Round 11 vs Aaron White/RUG Delver:
This match was mine to lose and I did. “Don’t keep one landers.” That is pretty common advice to newer players but we all know its not hard and fast. I kept two one landers and neither panned out. But an opener of Mountain, Goblin Guide, Lava Spike, Vexing Devil, Rift Bolt, Rift Bolt, Price of Progress, is hard to ship back. Learning to shake off those losses is one of the first things you learn with Burn.
Round 12 Dan Lanthier/RUG Delver:
The match was pretty close to the usual RUG match. He did blow me out with a Flusterstorm in one game, but I was careful to play around it after that. I thought about scooping to his lethal on board when I had no hand, and he was at 5. I didn’t think I had any outs, but drew my card for the turn, Price of Progress. Tropical Island, Tropical Island, Volcanic Island, no Wasteland, that was my out. He stared at his hand for a minute and scooped em up. Sometimes you don’t quite get there, but sometimes you do. “Unbelievable…”
Round 13 Adam LeGear/Charbelcher:
He won the die roll, led with Gitaxian Probe and I should have just scooped there, but I decided to stay and watch the show. Some spells, Empty the Warrens and 16 goblins later I was dead. Lucky for us we got a mid round deck check, and a nine minute extension just in case we went long. Game 2 took about 3 minutes including shuffling.
Round 14 Dominic Ceresanai/???
I honestly do not remember this match at all. Pretend it’s RUG Delver and I won very easily and don’t really have anything insightful to say on the matchup anymore, because I don’t.
Round 15: Conley Woods/Reanimator:

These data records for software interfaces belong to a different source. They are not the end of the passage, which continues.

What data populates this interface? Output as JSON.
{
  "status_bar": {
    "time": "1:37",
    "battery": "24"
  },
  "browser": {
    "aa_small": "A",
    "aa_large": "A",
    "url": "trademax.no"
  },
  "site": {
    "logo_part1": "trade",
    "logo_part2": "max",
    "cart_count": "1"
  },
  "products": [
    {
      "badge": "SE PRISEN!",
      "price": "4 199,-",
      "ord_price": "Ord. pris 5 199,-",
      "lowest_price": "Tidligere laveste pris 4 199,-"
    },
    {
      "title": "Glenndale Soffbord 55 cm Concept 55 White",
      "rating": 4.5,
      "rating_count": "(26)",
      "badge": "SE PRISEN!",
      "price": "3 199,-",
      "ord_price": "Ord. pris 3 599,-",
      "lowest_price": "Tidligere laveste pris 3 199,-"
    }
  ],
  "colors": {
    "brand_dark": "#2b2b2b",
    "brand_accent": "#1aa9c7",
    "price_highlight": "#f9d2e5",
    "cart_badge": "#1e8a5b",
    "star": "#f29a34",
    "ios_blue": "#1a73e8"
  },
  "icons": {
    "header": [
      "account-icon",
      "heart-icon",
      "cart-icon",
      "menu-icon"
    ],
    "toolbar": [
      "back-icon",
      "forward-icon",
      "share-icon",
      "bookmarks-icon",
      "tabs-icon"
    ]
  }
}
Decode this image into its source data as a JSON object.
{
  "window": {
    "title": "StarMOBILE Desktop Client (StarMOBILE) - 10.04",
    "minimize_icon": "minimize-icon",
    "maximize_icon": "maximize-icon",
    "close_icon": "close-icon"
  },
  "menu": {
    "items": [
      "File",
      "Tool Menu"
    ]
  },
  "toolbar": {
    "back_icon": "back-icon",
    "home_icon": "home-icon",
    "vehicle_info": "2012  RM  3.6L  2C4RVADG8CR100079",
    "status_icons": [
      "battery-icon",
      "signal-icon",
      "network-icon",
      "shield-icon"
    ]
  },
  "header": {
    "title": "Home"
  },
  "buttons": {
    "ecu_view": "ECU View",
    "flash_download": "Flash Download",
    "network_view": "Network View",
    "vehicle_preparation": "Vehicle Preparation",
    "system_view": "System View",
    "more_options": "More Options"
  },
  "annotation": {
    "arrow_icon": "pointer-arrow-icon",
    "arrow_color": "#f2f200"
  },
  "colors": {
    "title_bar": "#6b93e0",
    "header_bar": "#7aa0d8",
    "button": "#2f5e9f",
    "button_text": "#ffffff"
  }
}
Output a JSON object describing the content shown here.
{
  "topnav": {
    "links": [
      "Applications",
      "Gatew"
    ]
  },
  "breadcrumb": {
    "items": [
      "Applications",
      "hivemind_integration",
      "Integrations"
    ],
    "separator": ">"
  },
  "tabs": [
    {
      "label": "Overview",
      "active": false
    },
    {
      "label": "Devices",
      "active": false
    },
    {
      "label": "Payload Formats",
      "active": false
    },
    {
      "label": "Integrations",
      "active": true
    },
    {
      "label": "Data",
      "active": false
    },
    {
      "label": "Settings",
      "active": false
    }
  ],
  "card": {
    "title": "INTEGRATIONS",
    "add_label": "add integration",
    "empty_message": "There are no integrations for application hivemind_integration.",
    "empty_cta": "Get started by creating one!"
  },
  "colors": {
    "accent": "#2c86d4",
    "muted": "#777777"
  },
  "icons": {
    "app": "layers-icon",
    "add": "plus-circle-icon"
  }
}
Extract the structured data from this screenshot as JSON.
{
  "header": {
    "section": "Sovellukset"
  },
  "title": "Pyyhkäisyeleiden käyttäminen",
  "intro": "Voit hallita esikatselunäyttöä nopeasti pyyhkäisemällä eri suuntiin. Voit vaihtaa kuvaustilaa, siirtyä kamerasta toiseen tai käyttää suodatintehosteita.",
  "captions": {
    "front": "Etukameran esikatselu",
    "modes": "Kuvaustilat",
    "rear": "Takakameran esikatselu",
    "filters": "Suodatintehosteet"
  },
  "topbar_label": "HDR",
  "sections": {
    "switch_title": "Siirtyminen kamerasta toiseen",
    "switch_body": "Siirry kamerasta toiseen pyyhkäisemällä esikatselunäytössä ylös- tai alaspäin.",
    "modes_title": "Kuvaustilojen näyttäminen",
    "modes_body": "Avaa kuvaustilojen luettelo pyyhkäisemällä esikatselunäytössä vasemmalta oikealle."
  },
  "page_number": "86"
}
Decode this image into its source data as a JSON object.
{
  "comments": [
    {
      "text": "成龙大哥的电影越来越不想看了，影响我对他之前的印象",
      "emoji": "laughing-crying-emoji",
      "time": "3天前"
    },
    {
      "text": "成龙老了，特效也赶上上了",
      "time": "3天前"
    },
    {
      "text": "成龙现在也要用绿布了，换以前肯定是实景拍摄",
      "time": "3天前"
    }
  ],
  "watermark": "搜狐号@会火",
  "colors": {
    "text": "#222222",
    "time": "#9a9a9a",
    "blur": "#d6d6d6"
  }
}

Conley offered the draw that would lock us both in top 64, but I had my eye on that top 32 spot. I wasn’t really worried about pro points and only vaguely worried about money. Playing Burn is always about the glory. The winner was likely top 32 and loser was still likely top 64. I won game one with a fast clock. Game 2 and 3 I had a fast clock but his was faster. He had a turn 2 Show and Tell both games off of a City of Traitors. I had Sulfuric Vortex to shut off his Griselbrand, but he was able to quicken his clock enough by also reanimating another creature both games. Game 3 he tanked for a while and Forced my turn 1 Vexing Devil… “I have no idea if that’s the right play,” he joked. He won by 3 life so it clearly was but the card clearly gives opponents decisions that are more difficult that you might think.
Free Domain With $6.95 Hosting PackageStandings went up, 68th. That’s how it goes sometimes. It felt a little bad at first to miss out on cashing but as time went on I felt better about it. I went for it and missed but I went for it. That’s what burn is all about. You resign yourself rolling with the punches to a certain extent. I’d spent months not knowing how to attack the format anymore. Maybe I lost to one too many Circle of Protection: Red at the last legacy Grand Prix. I got gun shy. I had been gun shy for way too long. It felt good to be back. If people had hate they could hate. Their cards might do more powerful things but they better have those cards quick, because this deck doesn’t give them an inch. It puts the pressure on, and keeps it on. One of the more subtly powerful things you can do in Legacy is ignore your opponent. No matter what people are doing in the format you can always win by just counting backwards from 20. And either way just casting a bunch of burn spells in a turn is a fun experience. Give it a try and your next legacy tournament, but bring a book for all the free time between rounds. And don’t get gun shy.